I asked if he thought the MCSO was trying to break him.

"I think it's going to be a long time before they break me," he laughed. "I was ready to go eighteen days...that's when the court date is."

I wondered if he planned to sue the MCSO, as so many of Arpaio's victims have done, earning massive payouts from county coffers. Reza didn't say yea or nay.

"I just wish the [ U.S. Department of Justice] would get on the ball and do something about it," he replied. "I don't know what else they want...It's very clear."

The DOJ has been investigating Arpaio for more than a year now for civil rights violations. There's also a federal grand jury in Phoenix looking into Arpaio and the MCSO for criminal abuse of power.

Concerning the detention officers, Reza said he actually got along with some this time.

"Some of them are nice," he said. "Some of them, they basically don't like Arpaio."

This sentiment was echoed to some degree by Sarahi Uribe, a Yale graduate and organizer with NDLON, who'd been one of the protesters blocking sheriff's patrol cars from leaving for the sweep. She, too, was released on her own recognizance by the judge.

"One of the clerks or one of the officers inside slapped a message on the window [of the cell] that said, `By the way, what you guys are doing is awesome,' and walked away," Uribe told me.

Still, she was interrogated repeatedly by 287(g) officers in the jail, even though she's an American citizen. This, likely because she's not white and she initially refused to tell them her country of origin.

She also described "disgusting" conditions in the holding cell where she was kept with several other women. Uribe said women were sleeping on a floor littered with feces. Like Reza, she was never Mirandized.

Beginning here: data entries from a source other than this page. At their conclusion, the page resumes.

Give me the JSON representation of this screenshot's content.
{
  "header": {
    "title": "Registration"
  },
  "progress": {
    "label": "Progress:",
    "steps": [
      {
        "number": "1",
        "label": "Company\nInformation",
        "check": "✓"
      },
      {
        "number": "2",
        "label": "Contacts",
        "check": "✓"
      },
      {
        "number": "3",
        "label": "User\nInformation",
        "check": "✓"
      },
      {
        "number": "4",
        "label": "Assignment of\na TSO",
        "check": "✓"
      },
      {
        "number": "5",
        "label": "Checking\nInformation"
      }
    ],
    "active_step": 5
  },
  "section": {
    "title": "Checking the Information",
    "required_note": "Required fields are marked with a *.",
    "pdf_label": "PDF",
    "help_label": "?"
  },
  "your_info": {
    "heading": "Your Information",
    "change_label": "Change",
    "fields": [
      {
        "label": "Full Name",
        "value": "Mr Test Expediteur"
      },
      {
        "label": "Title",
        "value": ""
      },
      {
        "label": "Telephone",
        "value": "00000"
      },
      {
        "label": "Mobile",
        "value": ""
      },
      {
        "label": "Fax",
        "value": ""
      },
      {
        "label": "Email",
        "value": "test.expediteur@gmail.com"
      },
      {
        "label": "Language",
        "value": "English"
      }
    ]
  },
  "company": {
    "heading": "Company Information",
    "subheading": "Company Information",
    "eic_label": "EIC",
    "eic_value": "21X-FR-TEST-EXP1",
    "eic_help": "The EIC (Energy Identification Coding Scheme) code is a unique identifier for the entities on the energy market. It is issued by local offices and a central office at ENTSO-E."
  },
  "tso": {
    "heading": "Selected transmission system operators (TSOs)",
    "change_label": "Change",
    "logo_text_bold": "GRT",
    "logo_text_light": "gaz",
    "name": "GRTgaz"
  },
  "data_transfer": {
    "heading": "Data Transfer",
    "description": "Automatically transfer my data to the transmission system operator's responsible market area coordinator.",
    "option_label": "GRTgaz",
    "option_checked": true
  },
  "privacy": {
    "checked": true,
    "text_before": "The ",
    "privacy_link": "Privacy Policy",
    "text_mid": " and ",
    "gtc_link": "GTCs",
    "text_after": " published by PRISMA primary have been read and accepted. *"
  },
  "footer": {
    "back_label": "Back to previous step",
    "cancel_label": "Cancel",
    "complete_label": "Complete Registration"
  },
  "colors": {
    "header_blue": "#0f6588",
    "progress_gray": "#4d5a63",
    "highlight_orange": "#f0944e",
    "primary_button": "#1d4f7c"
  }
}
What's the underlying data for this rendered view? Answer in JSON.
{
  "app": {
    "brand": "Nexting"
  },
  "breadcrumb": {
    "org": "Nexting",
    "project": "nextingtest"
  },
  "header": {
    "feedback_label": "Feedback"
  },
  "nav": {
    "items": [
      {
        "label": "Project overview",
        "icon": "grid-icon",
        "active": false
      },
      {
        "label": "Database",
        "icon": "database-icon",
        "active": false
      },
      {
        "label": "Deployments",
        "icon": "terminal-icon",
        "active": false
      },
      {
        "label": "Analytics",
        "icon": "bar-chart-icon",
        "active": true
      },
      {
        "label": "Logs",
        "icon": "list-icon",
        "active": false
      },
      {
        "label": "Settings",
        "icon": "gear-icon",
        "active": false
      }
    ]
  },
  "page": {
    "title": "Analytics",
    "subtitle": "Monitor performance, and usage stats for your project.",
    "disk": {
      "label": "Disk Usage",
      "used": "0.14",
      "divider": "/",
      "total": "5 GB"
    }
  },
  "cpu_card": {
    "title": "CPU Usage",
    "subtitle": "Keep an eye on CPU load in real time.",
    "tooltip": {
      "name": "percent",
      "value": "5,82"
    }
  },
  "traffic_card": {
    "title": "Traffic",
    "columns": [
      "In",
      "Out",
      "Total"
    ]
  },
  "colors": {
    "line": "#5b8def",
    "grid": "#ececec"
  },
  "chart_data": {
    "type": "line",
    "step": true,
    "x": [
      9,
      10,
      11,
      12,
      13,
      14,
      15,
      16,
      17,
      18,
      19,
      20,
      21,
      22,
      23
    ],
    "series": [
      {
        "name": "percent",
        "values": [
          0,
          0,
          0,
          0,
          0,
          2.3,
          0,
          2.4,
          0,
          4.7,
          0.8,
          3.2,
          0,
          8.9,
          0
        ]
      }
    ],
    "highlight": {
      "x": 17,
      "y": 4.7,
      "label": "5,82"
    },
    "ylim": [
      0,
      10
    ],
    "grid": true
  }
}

Before he headed out to get some much needed rest, I asked Reza if he had any words for Sheriff Arpaio.

"Yeah," he said. "Come back to civilization."

Fat chance of that. They don't call it "Mari-Kafka County" for nothin'. For those of you reading who loathe Reza because of his politics, keep this in mind: There was no probable cause for his arrest. And if you want Arizona to resemble part of America, rather than a Third World junta, you should denounce his detention just as if you were one of his supporters.

No comments: